“We looked at how we could save on N, P and K and this system has the potential to cut several thousands pounds off of our fertiliser bill over the next 10 years – and that’s at today’s fertiliser prices which aren’t likely to come down,” says Stephen.

About 500,000 galloons of slurry are produced by housed suckler cows and finishing cattle, but the separation system will increase storage capacity by up to 25%. The system, which was grant-funded, cost £45,000.

“We aren’t in an NVZ, but the grant was available and it meant we could do something that would benefit the environment and save on fertiliser costs.”

Although the separator means liquid can be stored for the entire winter, there may be a need to invest in a new store for the solid material.
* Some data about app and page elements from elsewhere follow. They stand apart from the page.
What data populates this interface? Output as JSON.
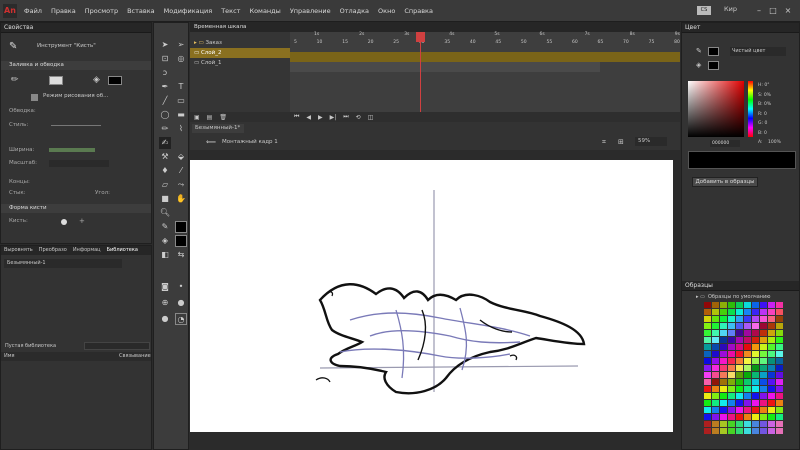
{
  "app": {
    "logo": "An"
  },
  "menu": [
    "Файл",
    "Правка",
    "Просмотр",
    "Вставка",
    "Модификация",
    "Текст",
    "Команды",
    "Управление",
    "Отладка",
    "Окно",
    "Справка"
  ],
  "user": {
    "badge": "CS",
    "name": "Кир"
  },
  "left_panel": {
    "tab": "Свойства",
    "tool_name": "Инструмент \"Кисть\"",
    "section_fill": "Заливка и обводка",
    "draw_mode": "Режим рисования об...",
    "stroke_label": "Обводка:",
    "style_label": "Стиль:",
    "width_label": "Ширина:",
    "scale_label": "Масштаб:",
    "cap_label": "Концы:",
    "join_label": "Стык:",
    "angle_label": "Угол:",
    "section_brush": "Форма кисти",
    "brush_label": "Кисть:"
  },
  "library_panel": {
    "tabs": [
      "Выровнять",
      "Преобразо",
      "Информац",
      "Библиотека"
    ],
    "doc": "Безымянный-1",
    "empty": "Пустая библиотека",
    "col_name": "Имя",
    "col_link": "Связывание"
  },
  "timeline": {
    "tab": "Временная шкала",
    "layers": [
      {
        "name": "Заказ"
      },
      {
        "name": "Слой_2"
      },
      {
        "name": "Слой_1"
      }
    ],
    "frames": [
      "5",
      "10",
      "15",
      "20",
      "25",
      "30",
      "35",
      "40",
      "45",
      "50",
      "55",
      "60",
      "65",
      "70",
      "75",
      "80"
    ],
    "fps_marks": [
      "1s",
      "2s",
      "3s",
      "4s",
      "5s",
      "6s",
      "7s",
      "8s",
      "9s"
    ]
  },
  "stage": {
    "doc_tab": "Безымянный-1*",
    "scene": "Монтажный кадр 1",
    "zoom": "59%"
  },
  "color_panel": {
    "tab": "Цвет",
    "type": "Чистый цвет",
    "labels": [
      "Н:",
      "S:",
      "В:",
      "R:",
      "G:",
      "B:"
    ],
    "values": [
      "0°",
      "0%",
      "0%",
      "0",
      "0",
      "0"
    ],
    "hex": "000000",
    "alpha_label": "A:",
    "alpha": "100%",
    "add_button": "Добавить в образцы"
  },
  "swatches_panel": {
    "tab": "Образцы",
    "name": "Образцы по умолчанию"
  }
}
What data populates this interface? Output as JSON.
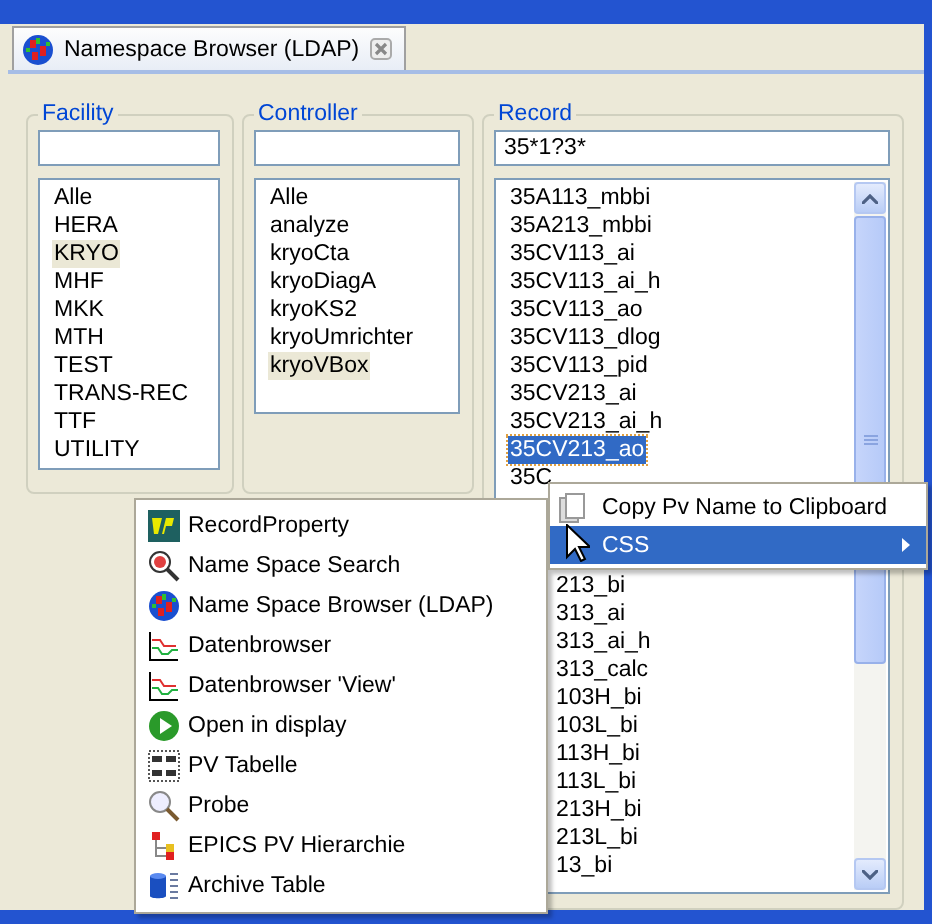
{
  "tab": {
    "title": "Namespace Browser (LDAP)",
    "selected": true
  },
  "columns": [
    {
      "title": "Facility",
      "items": [
        {
          "label": "Alle",
          "selected": false
        },
        {
          "label": "HERA",
          "selected": false
        },
        {
          "label": "KRYO",
          "selected": true
        },
        {
          "label": "MHF",
          "selected": false
        },
        {
          "label": "MKK",
          "selected": false
        },
        {
          "label": "MTH",
          "selected": false
        },
        {
          "label": "TEST",
          "selected": false
        },
        {
          "label": "TRANS-REC",
          "selected": false
        },
        {
          "label": "TTF",
          "selected": false
        },
        {
          "label": "UTILITY",
          "selected": false
        }
      ]
    },
    {
      "title": "Controller",
      "items": [
        {
          "label": "Alle",
          "selected": false
        },
        {
          "label": "analyze",
          "selected": false
        },
        {
          "label": "kryoCta",
          "selected": false
        },
        {
          "label": "kryoDiagA",
          "selected": false
        },
        {
          "label": "kryoKS2",
          "selected": false
        },
        {
          "label": "kryoUmrichter",
          "selected": false
        },
        {
          "label": "kryoVBox",
          "selected": true
        }
      ]
    },
    {
      "title": "Record",
      "filter": "35*1?3*",
      "items": [
        {
          "label": "35A113_mbbi",
          "selected": false,
          "kind": "full"
        },
        {
          "label": "35A213_mbbi",
          "selected": false,
          "kind": "full"
        },
        {
          "label": "35CV113_ai",
          "selected": false,
          "kind": "full"
        },
        {
          "label": "35CV113_ai_h",
          "selected": false,
          "kind": "full"
        },
        {
          "label": "35CV113_ao",
          "selected": false,
          "kind": "full"
        },
        {
          "label": "35CV113_dlog",
          "selected": false,
          "kind": "full"
        },
        {
          "label": "35CV113_pid",
          "selected": false,
          "kind": "full"
        },
        {
          "label": "35CV213_ai",
          "selected": false,
          "kind": "full"
        },
        {
          "label": "35CV213_ai_h",
          "selected": false,
          "kind": "full"
        },
        {
          "label": "35CV213_ao",
          "selected": true,
          "kind": "full"
        },
        {
          "label": "35C",
          "selected": false,
          "kind": "full"
        },
        {
          "label": "213_bi",
          "selected": false,
          "kind": "covered"
        },
        {
          "label": "313_ai",
          "selected": false,
          "kind": "covered"
        },
        {
          "label": "313_ai_h",
          "selected": false,
          "kind": "covered"
        },
        {
          "label": "313_calc",
          "selected": false,
          "kind": "covered"
        },
        {
          "label": "103H_bi",
          "selected": false,
          "kind": "covered"
        },
        {
          "label": "103L_bi",
          "selected": false,
          "kind": "covered"
        },
        {
          "label": "113H_bi",
          "selected": false,
          "kind": "covered"
        },
        {
          "label": "113L_bi",
          "selected": false,
          "kind": "covered"
        },
        {
          "label": "213H_bi",
          "selected": false,
          "kind": "covered"
        },
        {
          "label": "213L_bi",
          "selected": false,
          "kind": "covered"
        },
        {
          "label": "13_bi",
          "selected": false,
          "kind": "covered"
        }
      ]
    }
  ],
  "context_menu": [
    {
      "label": "RecordProperty",
      "kind": "rp"
    },
    {
      "label": "Name Space Search",
      "kind": "search-globe"
    },
    {
      "label": "Name Space Browser (LDAP)",
      "kind": "globe"
    },
    {
      "label": "Datenbrowser",
      "kind": "trend"
    },
    {
      "label": "Datenbrowser 'View'",
      "kind": "trend"
    },
    {
      "label": "Open in display",
      "kind": "play"
    },
    {
      "label": "PV Tabelle",
      "kind": "table"
    },
    {
      "label": "Probe",
      "kind": "magnifier"
    },
    {
      "label": "EPICS PV Hierarchie",
      "kind": "tree"
    },
    {
      "label": "Archive Table",
      "kind": "cylinder"
    }
  ],
  "submenu": [
    {
      "label": "Copy Pv Name to Clipboard",
      "selected": false
    },
    {
      "label": "CSS",
      "selected": true,
      "has_submenu": true
    }
  ]
}
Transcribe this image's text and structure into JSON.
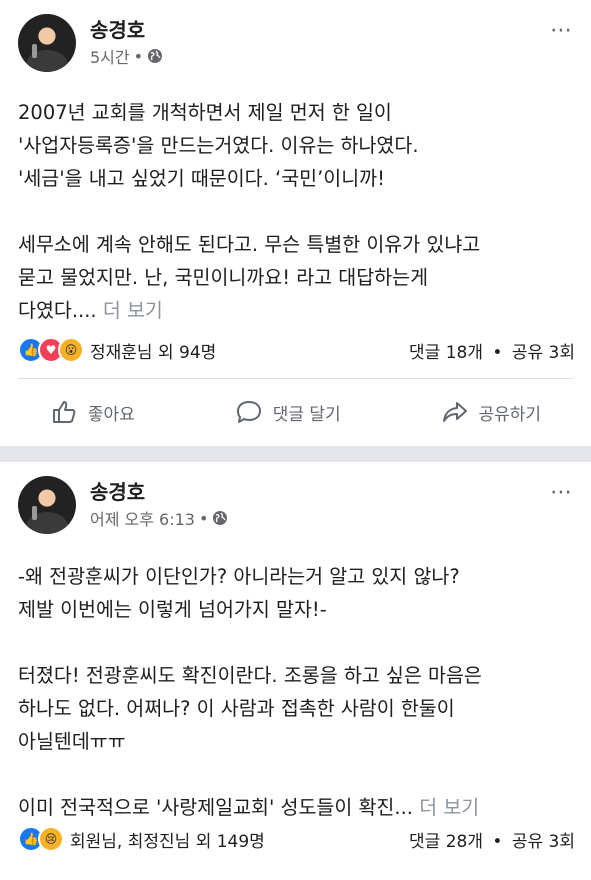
{
  "posts": [
    {
      "author": "송경호",
      "time": "5시간",
      "paragraphs": [
        "2007년 교회를 개척하면서 제일 먼저 한 일이\n'사업자등록증'을 만드는거였다. 이유는 하나였다.\n'세금'을 내고 싶었기 때문이다. ‘국민’이니까!",
        "세무소에 계속 안해도 된다고. 무슨 특별한 이유가 있냐고\n묻고 물었지만. 난, 국민이니까요! 라고 대답하는게\n다였다...."
      ],
      "see_more": "더 보기",
      "reactions_text": "정재훈님 외 94명",
      "comments": "댓글 18개",
      "shares": "공유 3회",
      "like_label": "좋아요",
      "comment_label": "댓글 달기",
      "share_label": "공유하기"
    },
    {
      "author": "송경호",
      "time": "어제 오후 6:13",
      "paragraphs": [
        "-왜 전광훈씨가 이단인가? 아니라는거 알고 있지 않나?\n제발 이번에는 이렇게 넘어가지 말자!-",
        "터졌다! 전광훈씨도 확진이란다. 조롱을 하고 싶은 마음은\n하나도 없다. 어쩌나? 이 사람과 접촉한 사람이 한둘이\n아닐텐데ㅠㅠ",
        "이미 전국적으로 '사랑제일교회' 성도들이 확진..."
      ],
      "see_more": "더 보기",
      "reactions_text": "회원님, 최정진님 외 149명",
      "comments": "댓글 28개",
      "shares": "공유 3회"
    }
  ],
  "separator": "•",
  "more_icon": "⋯",
  "colors": {
    "like": "#1877f2",
    "love": "#f33e58",
    "wow": "#f7b125",
    "muted": "#65676b"
  }
}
“There are more solids than we expected, but it’s certainly not a problem considering all the other advantages.”

Slurry bags

A plastic slurry bag has been used on the Lancashire farm of Andrew Clark for the past five years. The heavy-duty bag measures 27m x 27m and is sunk into a 2m earth pit. When carrying its full capacity of 390,000 gallons, the bag rises another 1m above the side of the pit.

“It’s like a huge cushion. It has an estimated life-span of at least 20 years and gives us up to six months storage. The pipe that feeds the slurry enters from underneath. It’s a simple and straightforward way to store slurry” says Mr Clark, who also has an Alfa Laval sealed slurry store as back-up to cope with around 180,000 gallons.

“We bought the bag at a time when the price of steel was rising and concrete stores weren’t very popular. Suppliers weren’t as keen as they are now and so the bag looked a good buy at about £40,000.”

The bag is fitted with a mixer which protrudes through the top. “The bag is durable and can be walked on when it’s full. The only issue we have is that it’s sometimes difficult to get all the slurry out of the bag. The bigger bags have up to three mixers and it may be that even this size warrants more agitation.”

Concrete store

A concrete slurry store with a 777,000 gallon capacity was constructed 18 months ago at Hilltown Farm, Molland, South Molton, on the edge of Exmoor. After fully evaluating a range of storage systems, the Nicholls family reckoned a concrete store would provide the most effective method of meeting NVZ regulations.

“We looked very carefully at everything in terms of the longevity, corrosion resistance and economic installation and could find nothing to beat a concrete store.

“Some farmers believe they are the most expensive system of slurry storage, but we didn’t find that when we looked at overall costs. Steel tanks have an operational life of about 30 years, while a concrete tank is claimed to last three generations.” says Mervyn Nicholls, a partner in the family-run farm that milks 220 pedigree Ayrshires alongside 230 head of youngstock on 420 acres.

The Macrete store is fitted with an Aeromixer system and includes safety fencing and a slurry grid. Total cost -including a reception pit – was about £120,000 in 2009.

The Nicholls family say it was essential to have “total control” of their slurry storage and its use.

“Efficient management of the nitrogen in the slurry makes it a highly valuable resource. We’ve been spreading slurry as fertiliser on this farm for 35 years. Because potash and phosphate levels are sufficient we don’t need supplementary fertiliser.

“The slurry provides what we need on the grazing land; bagged fertiliser is only used to complement soil analysis and to provide trace elements, but the slurry is a very important part of the way we manage our grassland,” says Mr Nicholls.

The store provides storage from mid-October until mid-March and is expected to be maintenance-free. It is fitted with a slurry agitation system to create balanced slurry of consistent quality.

“It ensures we can make the best use of the slurry by soil injection rather than surface spreading. It’s applied to pasture land in precisely the correct the quantities and at the appropriate times using an injection tanker.

“Slurry analysis has shown it is worth £25 for every 1,000 gallons we spread at current fertiliser prices. Our investment in the large capacity slurry tank has been a substantial one but it was essential and will pay for itself in fertiliser cost savings over in between five and seven years.”